====== Source data ======

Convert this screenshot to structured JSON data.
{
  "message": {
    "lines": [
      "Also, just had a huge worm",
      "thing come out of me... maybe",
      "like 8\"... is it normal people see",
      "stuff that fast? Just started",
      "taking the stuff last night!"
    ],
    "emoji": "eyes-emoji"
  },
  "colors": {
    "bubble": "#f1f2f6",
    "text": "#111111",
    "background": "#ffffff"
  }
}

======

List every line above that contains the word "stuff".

      "stuff that fast? Just started",
      "taking the stuff last night!"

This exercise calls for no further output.